Given the listing that follows, report all lines in which the string "BigQuery" occurs.

"""

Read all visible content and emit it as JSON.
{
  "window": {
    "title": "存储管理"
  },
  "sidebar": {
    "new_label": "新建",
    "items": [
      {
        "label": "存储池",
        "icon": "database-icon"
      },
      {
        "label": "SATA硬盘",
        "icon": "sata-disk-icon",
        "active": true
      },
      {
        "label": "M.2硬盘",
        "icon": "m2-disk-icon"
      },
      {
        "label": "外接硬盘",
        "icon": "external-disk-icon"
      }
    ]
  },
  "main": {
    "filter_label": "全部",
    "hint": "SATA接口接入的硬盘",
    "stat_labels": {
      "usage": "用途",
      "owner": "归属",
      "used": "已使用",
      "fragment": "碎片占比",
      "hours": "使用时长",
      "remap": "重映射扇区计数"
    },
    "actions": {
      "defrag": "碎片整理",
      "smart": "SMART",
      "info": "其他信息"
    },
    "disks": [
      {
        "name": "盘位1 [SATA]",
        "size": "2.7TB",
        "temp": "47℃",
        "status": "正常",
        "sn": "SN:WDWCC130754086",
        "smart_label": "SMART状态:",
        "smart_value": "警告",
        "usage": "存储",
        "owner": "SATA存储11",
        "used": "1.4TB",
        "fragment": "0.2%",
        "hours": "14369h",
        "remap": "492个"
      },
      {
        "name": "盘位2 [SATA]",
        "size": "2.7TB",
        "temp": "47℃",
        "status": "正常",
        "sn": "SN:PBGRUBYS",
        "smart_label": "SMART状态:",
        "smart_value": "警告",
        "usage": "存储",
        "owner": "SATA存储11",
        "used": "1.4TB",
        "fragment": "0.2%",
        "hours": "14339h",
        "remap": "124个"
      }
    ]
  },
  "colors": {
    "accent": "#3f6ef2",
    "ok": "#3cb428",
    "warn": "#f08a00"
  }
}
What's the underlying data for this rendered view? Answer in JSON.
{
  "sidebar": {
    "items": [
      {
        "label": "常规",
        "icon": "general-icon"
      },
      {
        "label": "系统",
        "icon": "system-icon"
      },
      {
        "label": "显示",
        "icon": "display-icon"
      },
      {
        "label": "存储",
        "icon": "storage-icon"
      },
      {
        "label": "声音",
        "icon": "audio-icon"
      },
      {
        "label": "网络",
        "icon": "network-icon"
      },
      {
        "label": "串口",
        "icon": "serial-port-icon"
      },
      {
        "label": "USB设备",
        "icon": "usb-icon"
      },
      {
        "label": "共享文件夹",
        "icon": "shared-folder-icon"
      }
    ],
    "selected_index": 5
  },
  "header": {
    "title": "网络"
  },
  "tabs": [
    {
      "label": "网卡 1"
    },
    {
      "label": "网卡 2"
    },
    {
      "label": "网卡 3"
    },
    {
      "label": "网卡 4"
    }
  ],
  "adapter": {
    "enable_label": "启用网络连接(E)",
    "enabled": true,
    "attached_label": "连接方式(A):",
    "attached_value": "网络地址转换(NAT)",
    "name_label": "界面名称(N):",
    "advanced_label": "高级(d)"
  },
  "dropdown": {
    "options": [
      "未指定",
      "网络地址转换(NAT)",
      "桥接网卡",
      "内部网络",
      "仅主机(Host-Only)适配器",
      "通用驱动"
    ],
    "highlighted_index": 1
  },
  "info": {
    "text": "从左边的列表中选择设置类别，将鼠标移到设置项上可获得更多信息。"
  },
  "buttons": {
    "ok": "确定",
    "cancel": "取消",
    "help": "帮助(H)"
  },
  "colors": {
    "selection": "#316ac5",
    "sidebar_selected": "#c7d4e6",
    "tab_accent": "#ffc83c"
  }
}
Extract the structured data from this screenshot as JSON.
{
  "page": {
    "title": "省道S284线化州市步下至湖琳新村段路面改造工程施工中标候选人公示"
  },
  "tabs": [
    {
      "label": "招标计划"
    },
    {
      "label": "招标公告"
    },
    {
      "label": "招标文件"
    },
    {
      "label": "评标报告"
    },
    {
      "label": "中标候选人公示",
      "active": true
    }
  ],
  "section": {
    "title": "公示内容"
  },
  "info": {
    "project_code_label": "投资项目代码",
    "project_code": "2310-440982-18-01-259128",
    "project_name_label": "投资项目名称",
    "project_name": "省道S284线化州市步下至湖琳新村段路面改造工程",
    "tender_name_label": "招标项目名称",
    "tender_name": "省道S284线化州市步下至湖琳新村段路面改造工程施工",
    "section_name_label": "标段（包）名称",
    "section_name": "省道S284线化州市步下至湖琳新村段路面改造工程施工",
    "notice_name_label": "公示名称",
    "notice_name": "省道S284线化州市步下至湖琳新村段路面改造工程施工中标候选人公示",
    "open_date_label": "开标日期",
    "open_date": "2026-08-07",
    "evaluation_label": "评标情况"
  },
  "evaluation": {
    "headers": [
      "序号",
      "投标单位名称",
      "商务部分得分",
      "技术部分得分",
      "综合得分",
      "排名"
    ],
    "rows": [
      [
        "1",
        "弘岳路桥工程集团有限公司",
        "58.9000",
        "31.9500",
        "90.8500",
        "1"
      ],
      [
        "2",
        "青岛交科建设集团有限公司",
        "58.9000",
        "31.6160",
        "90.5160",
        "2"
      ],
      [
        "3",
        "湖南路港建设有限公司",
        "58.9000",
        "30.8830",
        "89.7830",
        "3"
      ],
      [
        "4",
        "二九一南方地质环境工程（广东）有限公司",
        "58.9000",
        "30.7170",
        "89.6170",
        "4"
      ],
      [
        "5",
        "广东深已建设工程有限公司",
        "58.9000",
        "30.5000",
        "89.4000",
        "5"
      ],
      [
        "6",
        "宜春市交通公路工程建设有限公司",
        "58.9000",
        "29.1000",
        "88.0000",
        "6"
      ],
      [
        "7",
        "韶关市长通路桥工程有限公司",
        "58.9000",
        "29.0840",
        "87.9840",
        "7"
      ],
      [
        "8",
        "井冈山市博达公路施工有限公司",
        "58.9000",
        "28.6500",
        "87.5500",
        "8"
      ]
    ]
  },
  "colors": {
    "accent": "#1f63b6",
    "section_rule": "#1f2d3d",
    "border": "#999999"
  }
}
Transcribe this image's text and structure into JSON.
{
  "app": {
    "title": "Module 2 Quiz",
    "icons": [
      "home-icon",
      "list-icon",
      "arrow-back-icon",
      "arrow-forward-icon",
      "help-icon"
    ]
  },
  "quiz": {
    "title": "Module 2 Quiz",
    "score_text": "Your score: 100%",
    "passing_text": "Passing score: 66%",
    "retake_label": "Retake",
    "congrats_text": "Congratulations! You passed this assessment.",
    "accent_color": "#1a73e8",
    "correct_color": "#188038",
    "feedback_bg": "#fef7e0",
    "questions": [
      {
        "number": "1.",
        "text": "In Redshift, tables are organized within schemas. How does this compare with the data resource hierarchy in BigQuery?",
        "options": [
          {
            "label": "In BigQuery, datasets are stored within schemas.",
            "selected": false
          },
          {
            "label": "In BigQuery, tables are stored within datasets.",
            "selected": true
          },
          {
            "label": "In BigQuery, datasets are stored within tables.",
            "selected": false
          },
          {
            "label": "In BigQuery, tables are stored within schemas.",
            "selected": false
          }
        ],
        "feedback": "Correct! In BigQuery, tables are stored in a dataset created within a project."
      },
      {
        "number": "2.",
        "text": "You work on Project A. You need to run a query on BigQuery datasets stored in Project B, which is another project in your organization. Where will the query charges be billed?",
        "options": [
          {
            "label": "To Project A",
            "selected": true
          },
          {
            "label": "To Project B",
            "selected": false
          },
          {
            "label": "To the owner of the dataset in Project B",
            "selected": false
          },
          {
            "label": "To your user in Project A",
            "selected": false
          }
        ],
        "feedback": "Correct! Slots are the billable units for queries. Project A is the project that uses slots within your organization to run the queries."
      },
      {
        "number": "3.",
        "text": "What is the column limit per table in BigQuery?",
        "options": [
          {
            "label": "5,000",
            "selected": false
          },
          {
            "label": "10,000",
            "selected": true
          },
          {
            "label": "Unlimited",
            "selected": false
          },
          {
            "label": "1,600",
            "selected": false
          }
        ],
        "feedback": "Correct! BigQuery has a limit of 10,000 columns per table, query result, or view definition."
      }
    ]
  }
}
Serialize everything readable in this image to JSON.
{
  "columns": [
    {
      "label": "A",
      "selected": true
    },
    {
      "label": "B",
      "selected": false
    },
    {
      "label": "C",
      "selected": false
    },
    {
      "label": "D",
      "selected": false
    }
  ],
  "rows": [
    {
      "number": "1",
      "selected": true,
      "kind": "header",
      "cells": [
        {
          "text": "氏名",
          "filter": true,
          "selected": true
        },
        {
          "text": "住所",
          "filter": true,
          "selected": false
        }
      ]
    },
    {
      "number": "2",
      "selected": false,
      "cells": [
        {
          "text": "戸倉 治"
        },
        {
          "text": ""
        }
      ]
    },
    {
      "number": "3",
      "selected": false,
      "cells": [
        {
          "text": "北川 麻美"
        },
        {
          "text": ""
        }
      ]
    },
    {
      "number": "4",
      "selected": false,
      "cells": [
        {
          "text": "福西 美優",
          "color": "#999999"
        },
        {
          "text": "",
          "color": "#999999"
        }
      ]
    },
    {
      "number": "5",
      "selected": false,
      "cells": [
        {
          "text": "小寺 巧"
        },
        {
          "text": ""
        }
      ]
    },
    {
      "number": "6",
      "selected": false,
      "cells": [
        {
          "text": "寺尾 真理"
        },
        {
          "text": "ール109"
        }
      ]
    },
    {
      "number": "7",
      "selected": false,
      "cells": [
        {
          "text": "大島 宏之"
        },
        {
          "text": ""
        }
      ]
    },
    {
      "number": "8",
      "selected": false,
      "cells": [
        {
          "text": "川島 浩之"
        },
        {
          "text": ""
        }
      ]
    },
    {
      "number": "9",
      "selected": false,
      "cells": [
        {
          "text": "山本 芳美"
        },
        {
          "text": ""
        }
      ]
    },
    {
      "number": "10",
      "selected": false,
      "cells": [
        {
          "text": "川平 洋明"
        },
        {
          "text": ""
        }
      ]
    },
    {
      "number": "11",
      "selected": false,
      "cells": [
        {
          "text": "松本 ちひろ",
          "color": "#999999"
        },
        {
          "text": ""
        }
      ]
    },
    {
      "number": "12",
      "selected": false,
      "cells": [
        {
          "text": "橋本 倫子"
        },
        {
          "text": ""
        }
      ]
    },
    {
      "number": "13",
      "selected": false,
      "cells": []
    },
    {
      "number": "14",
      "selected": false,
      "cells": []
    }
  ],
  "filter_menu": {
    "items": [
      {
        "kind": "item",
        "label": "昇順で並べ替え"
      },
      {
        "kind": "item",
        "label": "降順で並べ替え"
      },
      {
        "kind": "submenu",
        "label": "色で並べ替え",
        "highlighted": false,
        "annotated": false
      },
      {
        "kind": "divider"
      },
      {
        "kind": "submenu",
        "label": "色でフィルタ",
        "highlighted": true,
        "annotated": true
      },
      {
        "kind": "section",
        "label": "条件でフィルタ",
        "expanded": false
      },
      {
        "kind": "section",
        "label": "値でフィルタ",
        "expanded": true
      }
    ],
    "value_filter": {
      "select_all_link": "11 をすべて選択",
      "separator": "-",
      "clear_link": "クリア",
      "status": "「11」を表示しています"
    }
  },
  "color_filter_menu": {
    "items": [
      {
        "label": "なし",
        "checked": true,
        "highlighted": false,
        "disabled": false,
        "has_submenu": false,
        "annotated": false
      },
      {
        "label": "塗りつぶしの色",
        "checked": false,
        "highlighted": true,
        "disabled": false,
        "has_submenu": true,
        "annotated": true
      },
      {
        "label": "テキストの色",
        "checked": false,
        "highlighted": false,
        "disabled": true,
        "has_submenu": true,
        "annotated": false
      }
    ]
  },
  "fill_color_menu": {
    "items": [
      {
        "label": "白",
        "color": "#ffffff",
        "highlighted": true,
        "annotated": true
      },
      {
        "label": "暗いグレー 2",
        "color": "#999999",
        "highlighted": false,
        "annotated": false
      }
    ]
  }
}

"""

(TASK RESPONSE):
        "text": "In Redshift, tables are organized within schemas. How does this compare with the data resource hierarchy in BigQuery?",
            "label": "In BigQuery, datasets are stored within schemas.",
            "label": "In BigQuery, tables are stored within datasets.",
            "label": "In BigQuery, datasets are stored within tables.",
            "label": "In BigQuery, tables are stored within schemas.",
        "feedback": "Correct! In BigQuery, tables are stored in a dataset created within a project."
        "text": "You work on Project A. You need to run a query on BigQuery datasets stored in Project B, which is another project in your organization. Where will the query charges be billed?",
        "text": "What is the column limit per table in BigQuery?",
        "feedback": "Correct! BigQuery has a limit of 10,000 columns per table, query result, or view definition."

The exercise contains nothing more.